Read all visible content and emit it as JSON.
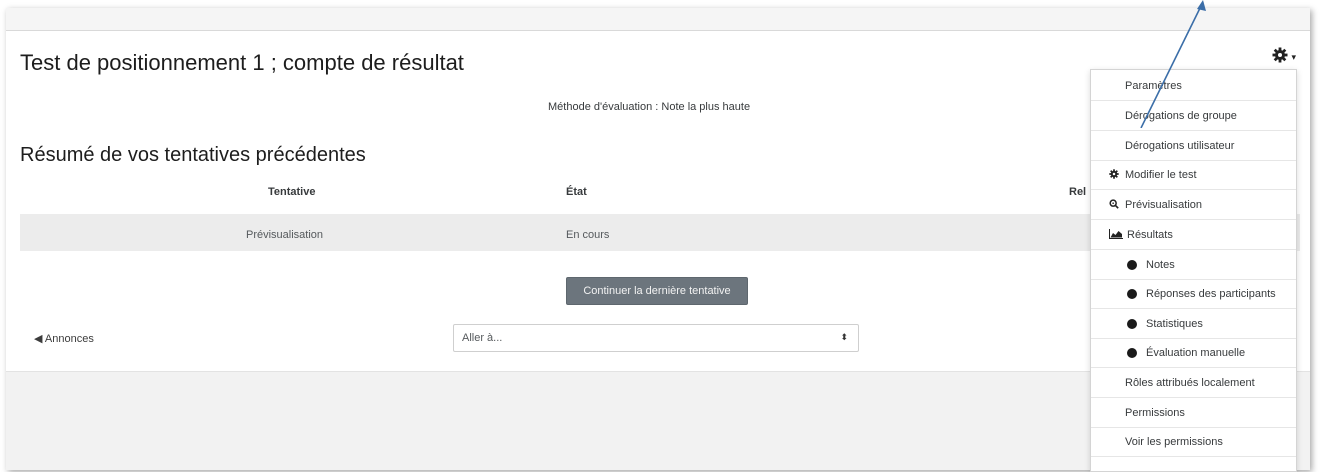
{
  "quiz": {
    "title": "Test de positionnement 1 ; compte de résultat",
    "grading_method": "Méthode d'évaluation : Note la plus haute",
    "summary_heading": "Résumé de vos tentatives précédentes"
  },
  "table": {
    "headers": [
      "Tentative",
      "État",
      "Rel"
    ],
    "rows": [
      {
        "attempt": "Prévisualisation",
        "state": "En cours"
      }
    ]
  },
  "actions": {
    "continue_label": "Continuer la dernière tentative"
  },
  "navigation": {
    "prev_link": "◀ Annonces",
    "jump_placeholder": "Aller à...",
    "jump_arrow": "⬍"
  },
  "admin_menu": {
    "items": [
      {
        "label": "Paramètres",
        "icon": ""
      },
      {
        "label": "Dérogations de groupe",
        "icon": ""
      },
      {
        "label": "Dérogations utilisateur",
        "icon": ""
      },
      {
        "label": "Modifier le test",
        "icon": "gear-icon"
      },
      {
        "label": "Prévisualisation",
        "icon": "zoom-icon"
      },
      {
        "label": "Résultats",
        "icon": "area-chart-icon"
      },
      {
        "label": "Notes",
        "icon": "bullet"
      },
      {
        "label": "Réponses des participants",
        "icon": "bullet"
      },
      {
        "label": "Statistiques",
        "icon": "bullet"
      },
      {
        "label": "Évaluation manuelle",
        "icon": "bullet"
      },
      {
        "label": "Rôles attribués localement",
        "icon": ""
      },
      {
        "label": "Permissions",
        "icon": ""
      },
      {
        "label": "Voir les permissions",
        "icon": ""
      }
    ]
  },
  "colors": {
    "button_bg": "#6c757d",
    "annotation_arrow": "#3b6ea8"
  }
}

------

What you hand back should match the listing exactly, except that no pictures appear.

Read all visible content and emit it as JSON.
{
  "quiz": {
    "title": "Test de positionnement 1 ; compte de résultat",
    "grading_method": "Méthode d'évaluation : Note la plus haute",
    "summary_heading": "Résumé de vos tentatives précédentes"
  },
  "table": {
    "headers": [
      "Tentative",
      "État",
      "Rel"
    ],
    "rows": [
      {
        "attempt": "Prévisualisation",
        "state": "En cours"
      }
    ]
  },
  "actions": {
    "continue_label": "Continuer la dernière tentative"
  },
  "navigation": {
    "prev_link": "◀ Annonces",
    "jump_placeholder": "Aller à...",
    "jump_arrow": "⬍"
  },
  "admin_menu": {
    "items": [
      {
        "label": "Paramètres",
        "icon": ""
      },
      {
        "label": "Dérogations de groupe",
        "icon": ""
      },
      {
        "label": "Dérogations utilisateur",
        "icon": ""
      },
      {
        "label": "Modifier le test",
        "icon": "gear-icon"
      },
      {
        "label": "Prévisualisation",
        "icon": "zoom-icon"
      },
      {
        "label": "Résultats",
        "icon": "area-chart-icon"
      },
      {
        "label": "Notes",
        "icon": "bullet"
      },
      {
        "label": "Réponses des participants",
        "icon": "bullet"
      },
      {
        "label": "Statistiques",
        "icon": "bullet"
      },
      {
        "label": "Évaluation manuelle",
        "icon": "bullet"
      },
      {
        "label": "Rôles attribués localement",
        "icon": ""
      },
      {
        "label": "Permissions",
        "icon": ""
      },
      {
        "label": "Voir les permissions",
        "icon": ""
      }
    ]
  },
  "colors": {
    "button_bg": "#6c757d",
    "annotation_arrow": "#3b6ea8"
  }
}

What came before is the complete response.